Again, Brigid and Spade face off in a kind of chess match of deceptions and skeptical insight. According to Spade’s theory, Brigid’s greed turns her into a heartless villain who killed a total stranger just so she could frame a man who’s been helping her so as to increase her own profits. If this accusation is true, Brigid seems just as bad or even worse than even Gutman.
Thinking he will still help her, Brigid confesses to the crime. Spade, however, tells her that she’ll probably be sentenced to twenty years in jail for killing Archer. Surprised that he’s unwilling to help her, Brigid asks if he loves her. Spade says he won’t risk going to jail just because he may have romantic feelings for her. More than love, however, Spade says he wants justice for his partner despite acknowledging that he didn’t even like or respect Archer.
This is a definitive moment, for two reasons. The possible relationship between Brigid and Spade comes to a climax here, as Spade is faced with protecting a woman he may care for versus getting justice for his partner (whom he neither liked nor respected). That he chooses justice for his partner suggests three things: first, that he does not put much stock in love in general; that he does not trust that Brigid truly loves him (which in some ways is a just a variant of the first reason, as Spade finds love innately hard to trust because there can be no proof of it; and, finally, that he does have a code of ethics that pushes him to seek justice no matter what.
Brigid asks if the falcon had been real and he got his money, would he still have turned her in. Spade answers that the falcon wasn’t real, but also that he’s not as crooked as he seems, implying justice matters more to him than money.

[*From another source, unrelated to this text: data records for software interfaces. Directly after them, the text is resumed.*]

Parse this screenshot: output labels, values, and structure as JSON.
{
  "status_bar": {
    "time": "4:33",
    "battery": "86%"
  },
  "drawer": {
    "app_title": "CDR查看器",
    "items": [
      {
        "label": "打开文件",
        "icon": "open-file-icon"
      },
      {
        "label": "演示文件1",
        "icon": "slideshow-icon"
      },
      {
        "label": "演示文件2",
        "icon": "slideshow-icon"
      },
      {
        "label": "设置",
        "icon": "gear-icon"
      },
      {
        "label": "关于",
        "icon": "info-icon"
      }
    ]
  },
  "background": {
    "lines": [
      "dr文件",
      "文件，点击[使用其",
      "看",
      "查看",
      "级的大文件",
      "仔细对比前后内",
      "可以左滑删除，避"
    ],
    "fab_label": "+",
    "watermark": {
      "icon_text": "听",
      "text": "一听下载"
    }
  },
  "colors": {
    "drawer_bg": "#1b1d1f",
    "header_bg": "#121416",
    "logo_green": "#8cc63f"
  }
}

At that moment, the cops arrive, tell Spade they’ve arrested the criminals, and take Brigid away. Spade gives them the one-thousand dollar bill as evidence of Gutman trying to bribe him, but the police tell Spade that Wilmer already killed Gutman before they had a chance to arrest him.
At last, Spade reveals his steadfast ethical code, saying he only acted crooked in order to catch the real criminals. Even if he was offered the $50,000, Spade claims he would still have sought justice. Spade also gives the “bribe” he took from Gutman to the cops as evidence against Gutman, emphasizing how justice matters more to him than money. Meanwhile, that Wilmer killed Gutman shows the inevitable result of deception and betrayal: in this case Wilmer, who thought Gutman loved him, turns on Gutman after Gutman betrayed him.
The next morning at the office, Effie asks if the papers were right in reporting that he turned in Brigid. Spade confirms the story and she looks at him with contempt, saying that he did the right thing but that she’s still disgusted that he would turn on some who loved him. At her rejection, Spade turns pale and goes to his desk. As he sits down, there is a knock at the door. Effie comes into his private office and says Iva wants to speak with him. With some reluctance, Spade tells Effie to let her in.
Effie’s reaction reveals that sometime justice and loyalty cannot always coexist. Spade cannot do right by a woman who loved him and do right by his dead partner. Since Effie has been a source of morality, her disapproval makes Spade rethink his decision, makes him face the fact that he turned down the chance at love, for a woman who seemed his equal, for justice. And in the last moment Spade is faced with a further result of his choice: having given up on a chance at love with a woman who was his equal; having betrayed a chance at love in favor of justice; Spade must now confront Iva’s attempts to rope him into a more domestic arrangement with a woman he definitely does not love. Will Spade, after seeing the possibility of love and facing death, follow in Flitcraft’s footsteps and fall into a kind of blind domesticity?